[Entries from a dataset of interfaces]

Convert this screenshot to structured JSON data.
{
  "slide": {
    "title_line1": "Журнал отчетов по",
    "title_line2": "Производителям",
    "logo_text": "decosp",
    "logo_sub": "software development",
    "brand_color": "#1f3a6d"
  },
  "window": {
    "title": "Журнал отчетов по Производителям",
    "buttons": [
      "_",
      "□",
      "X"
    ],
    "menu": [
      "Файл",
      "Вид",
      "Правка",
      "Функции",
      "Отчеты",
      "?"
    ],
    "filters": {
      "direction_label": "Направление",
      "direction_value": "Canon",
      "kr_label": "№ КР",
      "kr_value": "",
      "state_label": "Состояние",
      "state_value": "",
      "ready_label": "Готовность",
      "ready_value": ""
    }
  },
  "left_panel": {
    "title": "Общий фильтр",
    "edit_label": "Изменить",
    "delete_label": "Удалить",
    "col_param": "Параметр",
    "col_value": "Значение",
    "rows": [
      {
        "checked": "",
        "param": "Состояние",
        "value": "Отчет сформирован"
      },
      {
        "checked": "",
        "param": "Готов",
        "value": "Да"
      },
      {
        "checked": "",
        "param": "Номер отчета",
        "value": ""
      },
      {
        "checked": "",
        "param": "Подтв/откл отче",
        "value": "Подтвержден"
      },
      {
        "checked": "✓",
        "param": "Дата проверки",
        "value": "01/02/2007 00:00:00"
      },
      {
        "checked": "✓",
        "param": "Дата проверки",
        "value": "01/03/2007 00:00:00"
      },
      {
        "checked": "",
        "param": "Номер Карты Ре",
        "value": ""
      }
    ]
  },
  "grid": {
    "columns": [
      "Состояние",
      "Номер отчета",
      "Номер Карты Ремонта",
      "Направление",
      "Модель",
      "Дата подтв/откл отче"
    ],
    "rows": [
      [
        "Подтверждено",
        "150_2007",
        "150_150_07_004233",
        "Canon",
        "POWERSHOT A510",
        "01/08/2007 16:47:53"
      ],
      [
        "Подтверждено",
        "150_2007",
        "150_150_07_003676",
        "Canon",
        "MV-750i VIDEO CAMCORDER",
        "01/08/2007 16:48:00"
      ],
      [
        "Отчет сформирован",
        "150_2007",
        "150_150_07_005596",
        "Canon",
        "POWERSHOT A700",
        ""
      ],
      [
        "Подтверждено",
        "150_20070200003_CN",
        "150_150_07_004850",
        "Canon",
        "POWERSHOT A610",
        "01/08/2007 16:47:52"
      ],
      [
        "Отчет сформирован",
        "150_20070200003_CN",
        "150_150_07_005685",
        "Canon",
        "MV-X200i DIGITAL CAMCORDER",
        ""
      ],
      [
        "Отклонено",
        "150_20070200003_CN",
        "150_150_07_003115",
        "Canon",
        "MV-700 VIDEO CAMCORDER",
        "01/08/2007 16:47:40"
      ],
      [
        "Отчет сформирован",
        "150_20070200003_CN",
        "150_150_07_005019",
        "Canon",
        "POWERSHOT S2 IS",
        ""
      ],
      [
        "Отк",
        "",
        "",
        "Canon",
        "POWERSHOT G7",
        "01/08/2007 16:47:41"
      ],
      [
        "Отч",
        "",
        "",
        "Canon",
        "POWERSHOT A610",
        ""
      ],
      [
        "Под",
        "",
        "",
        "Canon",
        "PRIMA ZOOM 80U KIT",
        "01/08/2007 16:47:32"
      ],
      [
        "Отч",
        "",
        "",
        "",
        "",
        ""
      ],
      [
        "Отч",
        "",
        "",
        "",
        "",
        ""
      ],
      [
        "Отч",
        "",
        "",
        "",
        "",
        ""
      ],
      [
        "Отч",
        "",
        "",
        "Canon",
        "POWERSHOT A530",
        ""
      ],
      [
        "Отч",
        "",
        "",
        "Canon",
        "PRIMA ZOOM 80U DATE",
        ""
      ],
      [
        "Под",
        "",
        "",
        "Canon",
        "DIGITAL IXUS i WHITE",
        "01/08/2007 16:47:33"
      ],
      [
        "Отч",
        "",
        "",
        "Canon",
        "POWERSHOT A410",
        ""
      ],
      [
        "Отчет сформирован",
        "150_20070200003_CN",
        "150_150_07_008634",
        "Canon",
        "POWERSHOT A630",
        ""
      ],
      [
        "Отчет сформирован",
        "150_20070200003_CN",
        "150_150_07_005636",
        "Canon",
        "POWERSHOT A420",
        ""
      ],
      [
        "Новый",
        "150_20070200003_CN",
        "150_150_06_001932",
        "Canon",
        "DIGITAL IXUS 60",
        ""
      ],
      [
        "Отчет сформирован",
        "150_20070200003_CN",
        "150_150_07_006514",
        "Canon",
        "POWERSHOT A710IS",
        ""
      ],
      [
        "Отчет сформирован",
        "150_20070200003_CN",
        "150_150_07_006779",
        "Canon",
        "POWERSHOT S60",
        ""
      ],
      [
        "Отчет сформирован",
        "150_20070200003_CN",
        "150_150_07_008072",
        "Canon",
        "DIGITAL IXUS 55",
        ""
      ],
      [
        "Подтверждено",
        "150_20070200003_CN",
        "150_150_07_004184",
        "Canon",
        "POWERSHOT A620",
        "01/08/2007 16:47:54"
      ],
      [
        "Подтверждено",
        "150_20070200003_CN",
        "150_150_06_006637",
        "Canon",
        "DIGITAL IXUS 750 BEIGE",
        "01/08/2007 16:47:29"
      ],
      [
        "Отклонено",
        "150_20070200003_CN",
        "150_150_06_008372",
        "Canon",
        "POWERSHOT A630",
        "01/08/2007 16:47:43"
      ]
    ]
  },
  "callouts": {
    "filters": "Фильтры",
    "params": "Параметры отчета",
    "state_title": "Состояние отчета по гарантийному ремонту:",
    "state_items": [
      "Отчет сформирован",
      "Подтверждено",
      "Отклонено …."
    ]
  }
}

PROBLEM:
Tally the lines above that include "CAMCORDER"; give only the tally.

TASK OUTPUT:
3